      vehicle growth is proportionate to the divorce rate. International trends of
      highly motorized/high income developed nations show similar trends.

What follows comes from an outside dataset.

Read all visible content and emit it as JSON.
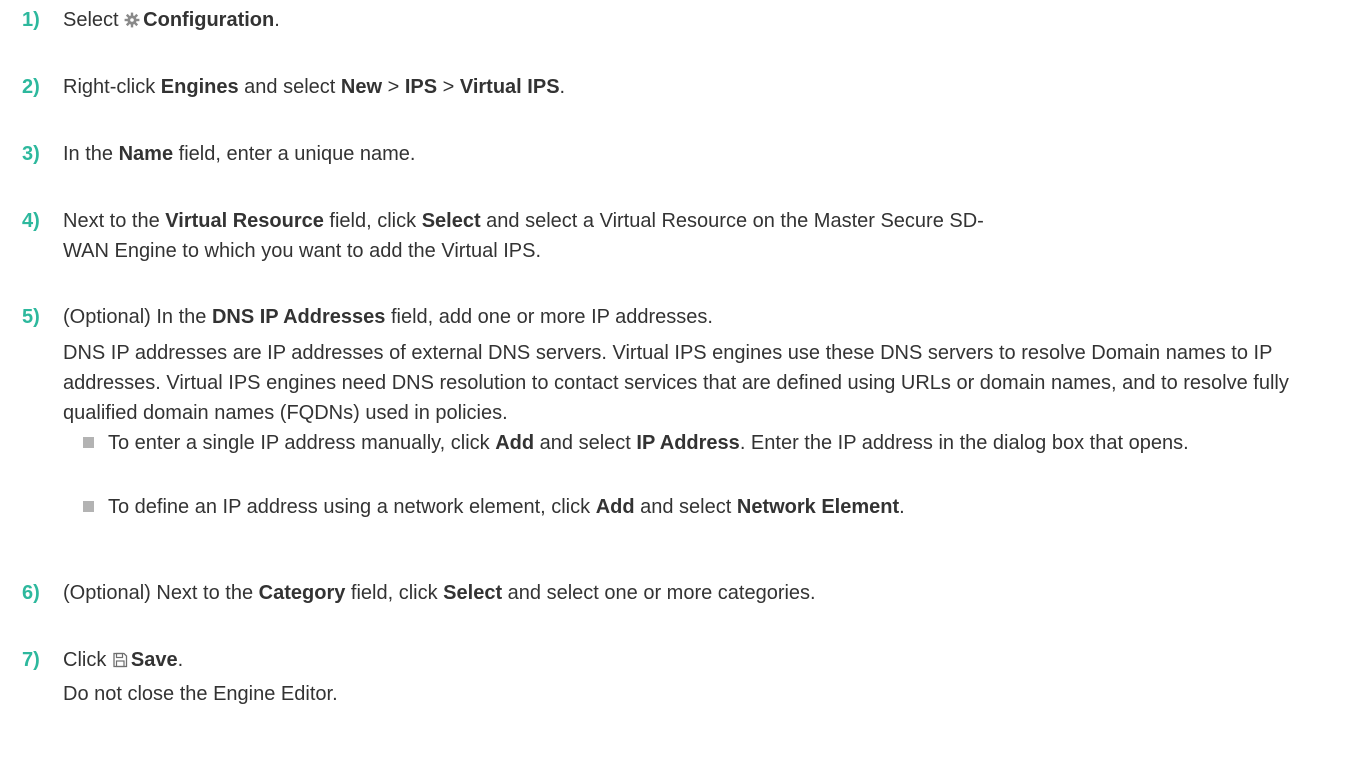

All
      major transportation related infrastructure schemes are promoted in terms of
      travel time saving by the promoters, who increased the commuting distances
      in the first place by relocating while communities from the city to the

      We need to take stock of our urban structure holistically and plan not only
      for today but all our future generation's tomorrow.

      * *

      *Divorce rate and Global

      Already proven that divorce is bad for the environment and contributing a
      lot to global warming; as it leads to more households with fewer people and
      greater consumption of water and energy, says a study published in this
      week's online edition of the Proceedings of the National Academy of
      Sciences, United States.

      In the U.S. in 2005, divorced households consumed an extra *73 billion
      kilowatt hours* of electricity and *627 billion gallons of water*.
      million* extra rooms required heating and lighting that same year, costing
      $6.9 billion in additional utility costs, plus a further $3.6 billion for
      water, and other costs such as land use.

      The study concluded that a married household uses resources more efficiently
      than a divorced household because people watch the same television, share
      air conditioning and heat, and use the same refrigerator.



      Per Minutes

      Ajay Kumar Singh & Sinha (Dr) R K (2005) "Growing Incidence of
      Divorce in Indian Cities: A Study of Mumbai, International Institute for
      Population Sciences, Mumbai, India









      SUSTRAN-DISCUSS is a forum devoted to discussion of people-centred,
      equitable and sustainable transport with a focus on developing countries
      (the 'Global South').
    Your message has been successfully submitted and would be delivered to recipients shortly.